Data extract: Begin

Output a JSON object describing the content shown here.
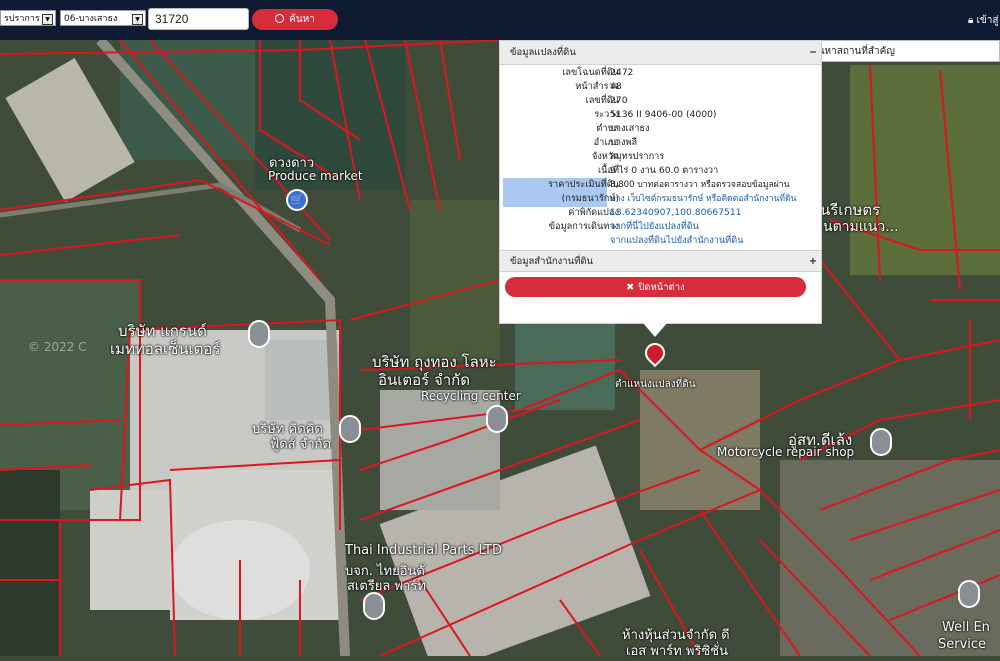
{
  "topbar": {
    "province": "รปราการ",
    "district": "06-บางเสาธง",
    "search_value": "31720",
    "search_button": "ค้นหา",
    "login": "เข้าสู่"
  },
  "panel": {
    "title": "ข้อมูลแปลงที่ดิน",
    "title_toggle": "−",
    "rows": [
      {
        "k": "เลขโฉนดที่ดิน",
        "v": "2472"
      },
      {
        "k": "หน้าสำรวจ",
        "v": "48"
      },
      {
        "k": "เลขที่ดิน",
        "v": "270"
      },
      {
        "k": "ระวาง",
        "v": "5136 II 9406-00 (4000)"
      },
      {
        "k": "ตำบล",
        "v": "บางเสาธง"
      },
      {
        "k": "อำเภอ",
        "v": "บางพลี"
      },
      {
        "k": "จังหวัด",
        "v": "สมุทรปราการ"
      },
      {
        "k": "เนื้อที่",
        "v": "9 ไร่ 0 งาน 60.0 ตารางวา"
      }
    ],
    "price_key_1": "ราคาประเมินที่ดิน",
    "price_key_2": "(กรมธนารักษ์)",
    "price_val_1": "8,800 บาทต่อตารางวา หรือตรวจสอบข้อมูลผ่าน",
    "price_val_2": "ทาง เว็บไซต์กรมธนารักษ์ หรือติดต่อสำนักงานที่ดิน",
    "coord_key": "ค่าพิกัดแปลง",
    "coord_val": "13.62340907,100.80667511",
    "travel_key": "ข้อมูลการเดินทาง",
    "travel_link_1": "จากที่นี่ไปยังแปลงที่ดิน",
    "travel_link_2": "จากแปลงที่ดินไปยังสำนักงานที่ดิน",
    "office_title": "ข้อมูลสำนักงานที่ดิน",
    "office_toggle": "+",
    "close_button": "ปิดหน้าต่าง"
  },
  "place_search_placeholder": "ค้นหาสถานที่สำคัญ",
  "map": {
    "labels": {
      "duangdao": "ดวงดาว",
      "produce_market": "Produce market",
      "grand": "บริษัท แกรนด์",
      "metal": "เมททอลเซ็นเตอร์",
      "copyright": "© 2022 C",
      "thungthong": "บริษัท ถุงทอง โลหะ",
      "inter": "อินเตอร์ จำกัด",
      "recycling": "Recycling center",
      "food_1": "บริษัท คิดคิด",
      "food_2": "ฟู้ดส์ จำกัด",
      "marker_caption": "ตำแหน่งแปลงที่ดิน",
      "moto_th": "อู่สท.ดีเล้ง",
      "moto_en": "Motorcycle repair shop",
      "thai_parts": "Thai Industrial Parts LTD",
      "thai_parts_th1": "บจก. ไทยอินดั",
      "thai_parts_th2": "สเตรียล พาร์ท",
      "partnership_1": "ห้างหุ้นส่วนจำกัด ดี",
      "partnership_2": "เอส พาร์ท พริซิชั่น",
      "well_1": "Well En",
      "well_2": "Service",
      "kaset_1": "นรีเกษตร",
      "kaset_2": "นตามแนว..."
    }
  },
  "colors": {
    "topbar": "#0f1b33",
    "accent_red": "#d72c3c",
    "parcel_line": "#e0141e",
    "link_blue": "#1a5fb4",
    "highlight": "#a9c8f2"
  }
}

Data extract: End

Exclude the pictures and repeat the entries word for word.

Output a JSON object describing the content shown here.
{
  "topbar": {
    "province": "รปราการ",
    "district": "06-บางเสาธง",
    "search_value": "31720",
    "search_button": "ค้นหา",
    "login": "เข้าสู่"
  },
  "panel": {
    "title": "ข้อมูลแปลงที่ดิน",
    "title_toggle": "−",
    "rows": [
      {
        "k": "เลขโฉนดที่ดิน",
        "v": "2472"
      },
      {
        "k": "หน้าสำรวจ",
        "v": "48"
      },
      {
        "k": "เลขที่ดิน",
        "v": "270"
      },
      {
        "k": "ระวาง",
        "v": "5136 II 9406-00 (4000)"
      },
      {
        "k": "ตำบล",
        "v": "บางเสาธง"
      },
      {
        "k": "อำเภอ",
        "v": "บางพลี"
      },
      {
        "k": "จังหวัด",
        "v": "สมุทรปราการ"
      },
      {
        "k": "เนื้อที่",
        "v": "9 ไร่ 0 งาน 60.0 ตารางวา"
      }
    ],
    "price_key_1": "ราคาประเมินที่ดิน",
    "price_key_2": "(กรมธนารักษ์)",
    "price_val_1": "8,800 บาทต่อตารางวา หรือตรวจสอบข้อมูลผ่าน",
    "price_val_2": "ทาง เว็บไซต์กรมธนารักษ์ หรือติดต่อสำนักงานที่ดิน",
    "coord_key": "ค่าพิกัดแปลง",
    "coord_val": "13.62340907,100.80667511",
    "travel_key": "ข้อมูลการเดินทาง",
    "travel_link_1": "จากที่นี่ไปยังแปลงที่ดิน",
    "travel_link_2": "จากแปลงที่ดินไปยังสำนักงานที่ดิน",
    "office_title": "ข้อมูลสำนักงานที่ดิน",
    "office_toggle": "+",
    "close_button": "ปิดหน้าต่าง"
  },
  "place_search_placeholder": "ค้นหาสถานที่สำคัญ",
  "map": {
    "labels": {
      "duangdao": "ดวงดาว",
      "produce_market": "Produce market",
      "grand": "บริษัท แกรนด์",
      "metal": "เมททอลเซ็นเตอร์",
      "copyright": "© 2022 C",
      "thungthong": "บริษัท ถุงทอง โลหะ",
      "inter": "อินเตอร์ จำกัด",
      "recycling": "Recycling center",
      "food_1": "บริษัท คิดคิด",
      "food_2": "ฟู้ดส์ จำกัด",
      "marker_caption": "ตำแหน่งแปลงที่ดิน",
      "moto_th": "อู่สท.ดีเล้ง",
      "moto_en": "Motorcycle repair shop",
      "thai_parts": "Thai Industrial Parts LTD",
      "thai_parts_th1": "บจก. ไทยอินดั",
      "thai_parts_th2": "สเตรียล พาร์ท",
      "partnership_1": "ห้างหุ้นส่วนจำกัด ดี",
      "partnership_2": "เอส พาร์ท พริซิชั่น",
      "well_1": "Well En",
      "well_2": "Service",
      "kaset_1": "นรีเกษตร",
      "kaset_2": "นตามแนว..."
    }
  },
  "colors": {
    "topbar": "#0f1b33",
    "accent_red": "#d72c3c",
    "parcel_line": "#e0141e",
    "link_blue": "#1a5fb4",
    "highlight": "#a9c8f2"
  }
}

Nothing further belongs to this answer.